Element data from apps and pages
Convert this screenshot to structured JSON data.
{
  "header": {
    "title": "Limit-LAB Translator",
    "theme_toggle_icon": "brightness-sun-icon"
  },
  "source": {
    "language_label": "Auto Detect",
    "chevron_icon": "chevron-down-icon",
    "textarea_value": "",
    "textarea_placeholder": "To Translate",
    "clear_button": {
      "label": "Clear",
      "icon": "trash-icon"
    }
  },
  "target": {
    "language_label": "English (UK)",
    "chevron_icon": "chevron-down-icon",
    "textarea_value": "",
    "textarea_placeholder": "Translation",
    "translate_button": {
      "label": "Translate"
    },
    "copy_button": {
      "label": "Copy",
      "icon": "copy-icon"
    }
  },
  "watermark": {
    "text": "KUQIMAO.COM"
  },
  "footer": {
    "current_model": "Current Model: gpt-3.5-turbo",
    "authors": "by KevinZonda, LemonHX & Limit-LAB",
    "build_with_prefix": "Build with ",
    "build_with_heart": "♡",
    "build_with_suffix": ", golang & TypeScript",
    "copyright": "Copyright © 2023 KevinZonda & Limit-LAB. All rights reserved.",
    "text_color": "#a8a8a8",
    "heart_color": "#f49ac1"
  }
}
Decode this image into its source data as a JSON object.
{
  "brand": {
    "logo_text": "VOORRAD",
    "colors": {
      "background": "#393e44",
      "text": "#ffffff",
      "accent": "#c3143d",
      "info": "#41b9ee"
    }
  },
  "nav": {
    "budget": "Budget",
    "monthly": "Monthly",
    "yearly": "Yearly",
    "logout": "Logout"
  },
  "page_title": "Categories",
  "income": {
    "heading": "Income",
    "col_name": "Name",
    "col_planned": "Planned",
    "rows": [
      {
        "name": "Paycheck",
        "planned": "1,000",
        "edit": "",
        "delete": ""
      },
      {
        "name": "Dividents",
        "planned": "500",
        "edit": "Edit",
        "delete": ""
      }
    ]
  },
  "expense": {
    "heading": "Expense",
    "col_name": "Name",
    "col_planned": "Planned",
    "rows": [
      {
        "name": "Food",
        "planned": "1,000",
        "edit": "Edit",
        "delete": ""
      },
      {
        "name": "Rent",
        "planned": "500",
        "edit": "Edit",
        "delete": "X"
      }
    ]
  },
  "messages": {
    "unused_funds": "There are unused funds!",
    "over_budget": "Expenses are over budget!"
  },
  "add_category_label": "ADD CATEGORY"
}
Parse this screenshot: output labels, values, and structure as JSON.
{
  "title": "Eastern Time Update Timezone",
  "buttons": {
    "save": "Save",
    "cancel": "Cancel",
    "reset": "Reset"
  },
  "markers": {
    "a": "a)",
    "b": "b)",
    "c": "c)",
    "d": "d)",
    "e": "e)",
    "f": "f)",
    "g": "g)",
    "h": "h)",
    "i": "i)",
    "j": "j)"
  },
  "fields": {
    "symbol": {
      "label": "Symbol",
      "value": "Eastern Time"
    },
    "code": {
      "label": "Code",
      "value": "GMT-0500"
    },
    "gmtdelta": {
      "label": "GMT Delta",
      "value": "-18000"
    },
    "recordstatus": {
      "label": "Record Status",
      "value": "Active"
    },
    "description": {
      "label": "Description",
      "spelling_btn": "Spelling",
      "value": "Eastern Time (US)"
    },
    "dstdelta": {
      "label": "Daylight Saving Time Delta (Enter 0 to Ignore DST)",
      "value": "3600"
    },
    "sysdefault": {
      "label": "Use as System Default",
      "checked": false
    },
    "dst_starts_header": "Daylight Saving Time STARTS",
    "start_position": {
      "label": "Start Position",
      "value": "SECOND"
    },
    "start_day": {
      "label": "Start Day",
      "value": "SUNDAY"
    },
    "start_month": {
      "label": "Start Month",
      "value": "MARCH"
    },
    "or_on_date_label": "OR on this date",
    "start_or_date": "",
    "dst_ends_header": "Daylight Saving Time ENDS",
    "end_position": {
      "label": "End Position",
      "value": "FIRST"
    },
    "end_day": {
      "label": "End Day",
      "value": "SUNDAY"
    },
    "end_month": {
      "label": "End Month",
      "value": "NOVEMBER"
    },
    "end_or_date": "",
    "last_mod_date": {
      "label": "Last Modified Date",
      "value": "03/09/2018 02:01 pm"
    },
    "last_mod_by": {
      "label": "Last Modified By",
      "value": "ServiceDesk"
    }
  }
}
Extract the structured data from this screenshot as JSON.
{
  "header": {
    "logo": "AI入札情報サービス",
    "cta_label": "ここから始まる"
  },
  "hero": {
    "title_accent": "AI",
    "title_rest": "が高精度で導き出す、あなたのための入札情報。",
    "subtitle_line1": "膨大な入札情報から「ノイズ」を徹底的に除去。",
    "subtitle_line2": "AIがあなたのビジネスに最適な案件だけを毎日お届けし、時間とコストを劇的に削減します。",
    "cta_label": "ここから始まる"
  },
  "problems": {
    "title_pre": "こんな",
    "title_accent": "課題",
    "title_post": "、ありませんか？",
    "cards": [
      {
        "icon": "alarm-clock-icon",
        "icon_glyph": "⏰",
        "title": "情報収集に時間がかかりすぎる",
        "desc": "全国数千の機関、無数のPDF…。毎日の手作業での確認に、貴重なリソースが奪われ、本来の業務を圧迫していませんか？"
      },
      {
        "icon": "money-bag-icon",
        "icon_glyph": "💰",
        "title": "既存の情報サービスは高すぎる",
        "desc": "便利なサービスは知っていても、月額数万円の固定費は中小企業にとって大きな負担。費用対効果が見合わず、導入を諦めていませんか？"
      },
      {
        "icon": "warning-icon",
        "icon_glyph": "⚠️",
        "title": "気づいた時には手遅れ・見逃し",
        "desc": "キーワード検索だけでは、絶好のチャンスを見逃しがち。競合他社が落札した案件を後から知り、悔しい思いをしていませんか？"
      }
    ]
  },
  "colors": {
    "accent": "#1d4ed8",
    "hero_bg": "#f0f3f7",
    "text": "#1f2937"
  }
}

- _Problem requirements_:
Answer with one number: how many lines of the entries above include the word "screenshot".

- _Result for this exercise_:
3